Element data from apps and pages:

○ ○ ○ ○ ○

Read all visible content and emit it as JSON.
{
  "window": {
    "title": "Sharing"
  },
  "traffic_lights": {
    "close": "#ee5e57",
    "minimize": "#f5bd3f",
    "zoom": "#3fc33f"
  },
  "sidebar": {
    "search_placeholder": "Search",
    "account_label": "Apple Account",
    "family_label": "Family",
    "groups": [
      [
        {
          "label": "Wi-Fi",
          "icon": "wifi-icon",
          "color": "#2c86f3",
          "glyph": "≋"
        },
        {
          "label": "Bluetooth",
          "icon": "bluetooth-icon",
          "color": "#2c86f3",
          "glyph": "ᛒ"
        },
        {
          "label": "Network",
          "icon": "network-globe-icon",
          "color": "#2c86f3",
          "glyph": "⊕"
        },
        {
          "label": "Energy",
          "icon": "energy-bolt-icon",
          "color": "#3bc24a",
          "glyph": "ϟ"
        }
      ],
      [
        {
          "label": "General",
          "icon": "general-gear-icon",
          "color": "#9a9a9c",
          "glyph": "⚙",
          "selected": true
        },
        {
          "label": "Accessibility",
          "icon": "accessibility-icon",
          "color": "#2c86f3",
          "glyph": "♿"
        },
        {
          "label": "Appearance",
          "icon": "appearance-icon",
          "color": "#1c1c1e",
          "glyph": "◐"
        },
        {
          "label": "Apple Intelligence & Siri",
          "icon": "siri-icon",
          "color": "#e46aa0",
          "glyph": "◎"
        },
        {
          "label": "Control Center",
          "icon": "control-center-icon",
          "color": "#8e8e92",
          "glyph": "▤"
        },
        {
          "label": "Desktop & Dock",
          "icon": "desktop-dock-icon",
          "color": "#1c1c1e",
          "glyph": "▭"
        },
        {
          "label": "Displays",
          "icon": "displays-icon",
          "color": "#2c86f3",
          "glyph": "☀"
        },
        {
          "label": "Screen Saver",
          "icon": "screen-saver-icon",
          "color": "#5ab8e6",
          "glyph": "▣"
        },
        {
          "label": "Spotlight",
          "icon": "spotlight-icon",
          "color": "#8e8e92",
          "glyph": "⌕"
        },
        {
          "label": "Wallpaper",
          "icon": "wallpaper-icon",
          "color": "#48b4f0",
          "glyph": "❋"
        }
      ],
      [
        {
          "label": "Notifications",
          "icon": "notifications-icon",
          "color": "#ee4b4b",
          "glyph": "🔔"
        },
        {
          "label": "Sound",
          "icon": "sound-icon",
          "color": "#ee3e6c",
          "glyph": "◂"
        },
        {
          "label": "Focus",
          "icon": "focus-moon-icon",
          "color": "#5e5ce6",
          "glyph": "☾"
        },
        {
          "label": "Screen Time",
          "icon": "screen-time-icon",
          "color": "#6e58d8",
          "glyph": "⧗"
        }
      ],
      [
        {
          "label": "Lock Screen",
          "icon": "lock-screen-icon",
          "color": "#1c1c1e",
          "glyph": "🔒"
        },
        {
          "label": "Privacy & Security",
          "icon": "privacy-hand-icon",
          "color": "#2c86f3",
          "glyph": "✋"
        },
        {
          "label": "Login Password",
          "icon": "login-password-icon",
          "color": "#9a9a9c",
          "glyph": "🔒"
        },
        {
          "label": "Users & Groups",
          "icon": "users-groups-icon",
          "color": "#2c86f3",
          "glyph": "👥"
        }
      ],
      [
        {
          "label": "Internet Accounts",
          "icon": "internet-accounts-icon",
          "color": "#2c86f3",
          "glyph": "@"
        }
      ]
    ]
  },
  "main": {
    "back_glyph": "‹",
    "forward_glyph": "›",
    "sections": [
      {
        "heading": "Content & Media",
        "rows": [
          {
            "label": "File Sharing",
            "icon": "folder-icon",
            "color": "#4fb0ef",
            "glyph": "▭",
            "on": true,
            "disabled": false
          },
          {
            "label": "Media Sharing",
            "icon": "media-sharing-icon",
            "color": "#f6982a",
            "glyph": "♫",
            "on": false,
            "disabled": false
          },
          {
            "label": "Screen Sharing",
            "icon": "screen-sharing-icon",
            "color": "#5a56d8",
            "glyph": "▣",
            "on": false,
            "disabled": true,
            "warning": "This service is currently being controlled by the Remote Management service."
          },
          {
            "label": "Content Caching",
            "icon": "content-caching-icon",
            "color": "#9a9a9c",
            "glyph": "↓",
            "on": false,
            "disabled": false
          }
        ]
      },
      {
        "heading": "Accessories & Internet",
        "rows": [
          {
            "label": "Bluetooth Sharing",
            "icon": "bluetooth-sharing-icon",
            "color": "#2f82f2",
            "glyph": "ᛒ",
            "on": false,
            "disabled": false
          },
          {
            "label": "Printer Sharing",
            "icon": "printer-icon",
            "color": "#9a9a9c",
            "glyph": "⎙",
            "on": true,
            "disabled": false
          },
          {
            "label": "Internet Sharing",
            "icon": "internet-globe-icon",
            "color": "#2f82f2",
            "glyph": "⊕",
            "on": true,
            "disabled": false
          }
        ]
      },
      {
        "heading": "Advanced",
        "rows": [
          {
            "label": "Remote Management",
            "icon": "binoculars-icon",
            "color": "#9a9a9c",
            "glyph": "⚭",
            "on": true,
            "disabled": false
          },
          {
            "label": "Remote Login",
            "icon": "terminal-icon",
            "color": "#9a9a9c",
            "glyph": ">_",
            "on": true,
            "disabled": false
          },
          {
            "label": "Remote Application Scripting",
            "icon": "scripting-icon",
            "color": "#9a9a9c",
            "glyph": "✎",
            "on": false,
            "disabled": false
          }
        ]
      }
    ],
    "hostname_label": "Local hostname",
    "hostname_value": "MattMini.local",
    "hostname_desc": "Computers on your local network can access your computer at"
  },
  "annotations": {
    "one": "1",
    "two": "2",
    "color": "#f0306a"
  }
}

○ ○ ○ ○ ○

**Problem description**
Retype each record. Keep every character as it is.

**Answer to the problem**
Read all visible content and emit it as JSON.
{
  "window": {
    "title": "Sharing"
  },
  "traffic_lights": {
    "close": "#ee5e57",
    "minimize": "#f5bd3f",
    "zoom": "#3fc33f"
  },
  "sidebar": {
    "search_placeholder": "Search",
    "account_label": "Apple Account",
    "family_label": "Family",
    "groups": [
      [
        {
          "label": "Wi-Fi",
          "icon": "wifi-icon",
          "color": "#2c86f3",
          "glyph": "≋"
        },
        {
          "label": "Bluetooth",
          "icon": "bluetooth-icon",
          "color": "#2c86f3",
          "glyph": "ᛒ"
        },
        {
          "label": "Network",
          "icon": "network-globe-icon",
          "color": "#2c86f3",
          "glyph": "⊕"
        },
        {
          "label": "Energy",
          "icon": "energy-bolt-icon",
          "color": "#3bc24a",
          "glyph": "ϟ"
        }
      ],
      [
        {
          "label": "General",
          "icon": "general-gear-icon",
          "color": "#9a9a9c",
          "glyph": "⚙",
          "selected": true
        },
        {
          "label": "Accessibility",
          "icon": "accessibility-icon",
          "color": "#2c86f3",
          "glyph": "♿"
        },
        {
          "label": "Appearance",
          "icon": "appearance-icon",
          "color": "#1c1c1e",
          "glyph": "◐"
        },
        {
          "label": "Apple Intelligence & Siri",
          "icon": "siri-icon",
          "color": "#e46aa0",
          "glyph": "◎"
        },
        {
          "label": "Control Center",
          "icon": "control-center-icon",
          "color": "#8e8e92",
          "glyph": "▤"
        },
        {
          "label": "Desktop & Dock",
          "icon": "desktop-dock-icon",
          "color": "#1c1c1e",
          "glyph": "▭"
        },
        {
          "label": "Displays",
          "icon": "displays-icon",
          "color": "#2c86f3",
          "glyph": "☀"
        },
        {
          "label": "Screen Saver",
          "icon": "screen-saver-icon",
          "color": "#5ab8e6",
          "glyph": "▣"
        },
        {
          "label": "Spotlight",
          "icon": "spotlight-icon",
          "color": "#8e8e92",
          "glyph": "⌕"
        },
        {
          "label": "Wallpaper",
          "icon": "wallpaper-icon",
          "color": "#48b4f0",
          "glyph": "❋"
        }
      ],
      [
        {
          "label": "Notifications",
          "icon": "notifications-icon",
          "color": "#ee4b4b",
          "glyph": "🔔"
        },
        {
          "label": "Sound",
          "icon": "sound-icon",
          "color": "#ee3e6c",
          "glyph": "◂"
        },
        {
          "label": "Focus",
          "icon": "focus-moon-icon",
          "color": "#5e5ce6",
          "glyph": "☾"
        },
        {
          "label": "Screen Time",
          "icon": "screen-time-icon",
          "color": "#6e58d8",
          "glyph": "⧗"
        }
      ],
      [
        {
          "label": "Lock Screen",
          "icon": "lock-screen-icon",
          "color": "#1c1c1e",
          "glyph": "🔒"
        },
        {
          "label": "Privacy & Security",
          "icon": "privacy-hand-icon",
          "color": "#2c86f3",
          "glyph": "✋"
        },
        {
          "label": "Login Password",
          "icon": "login-password-icon",
          "color": "#9a9a9c",
          "glyph": "🔒"
        },
        {
          "label": "Users & Groups",
          "icon": "users-groups-icon",
          "color": "#2c86f3",
          "glyph": "👥"
        }
      ],
      [
        {
          "label": "Internet Accounts",
          "icon": "internet-accounts-icon",
          "color": "#2c86f3",
          "glyph": "@"
        }
      ]
    ]
  },
  "main": {
    "back_glyph": "‹",
    "forward_glyph": "›",
    "sections": [
      {
        "heading": "Content & Media",
        "rows": [
          {
            "label": "File Sharing",
            "icon": "folder-icon",
            "color": "#4fb0ef",
            "glyph": "▭",
            "on": true,
            "disabled": false
          },
          {
            "label": "Media Sharing",
            "icon": "media-sharing-icon",
            "color": "#f6982a",
            "glyph": "♫",
            "on": false,
            "disabled": false
          },
          {
            "label": "Screen Sharing",
            "icon": "screen-sharing-icon",
            "color": "#5a56d8",
            "glyph": "▣",
            "on": false,
            "disabled": true,
            "warning": "This service is currently being controlled by the Remote Management service."
          },
          {
            "label": "Content Caching",
            "icon": "content-caching-icon",
            "color": "#9a9a9c",
            "glyph": "↓",
            "on": false,
            "disabled": false
          }
        ]
      },
      {
        "heading": "Accessories & Internet",
        "rows": [
          {
            "label": "Bluetooth Sharing",
            "icon": "bluetooth-sharing-icon",
            "color": "#2f82f2",
            "glyph": "ᛒ",
            "on": false,
            "disabled": false
          },
          {
            "label": "Printer Sharing",
            "icon": "printer-icon",
            "color": "#9a9a9c",
            "glyph": "⎙",
            "on": true,
            "disabled": false
          },
          {
            "label": "Internet Sharing",
            "icon": "internet-globe-icon",
            "color": "#2f82f2",
            "glyph": "⊕",
            "on": true,
            "disabled": false
          }
        ]
      },
      {
        "heading": "Advanced",
        "rows": [
          {
            "label": "Remote Management",
            "icon": "binoculars-icon",
            "color": "#9a9a9c",
            "glyph": "⚭",
            "on": true,
            "disabled": false
          },
          {
            "label": "Remote Login",
            "icon": "terminal-icon",
            "color": "#9a9a9c",
            "glyph": ">_",
            "on": true,
            "disabled": false
          },
          {
            "label": "Remote Application Scripting",
            "icon": "scripting-icon",
            "color": "#9a9a9c",
            "glyph": "✎",
            "on": false,
            "disabled": false
          }
        ]
      }
    ],
    "hostname_label": "Local hostname",
    "hostname_value": "MattMini.local",
    "hostname_desc": "Computers on your local network can access your computer at"
  },
  "annotations": {
    "one": "1",
    "two": "2",
    "color": "#f0306a"
  }
}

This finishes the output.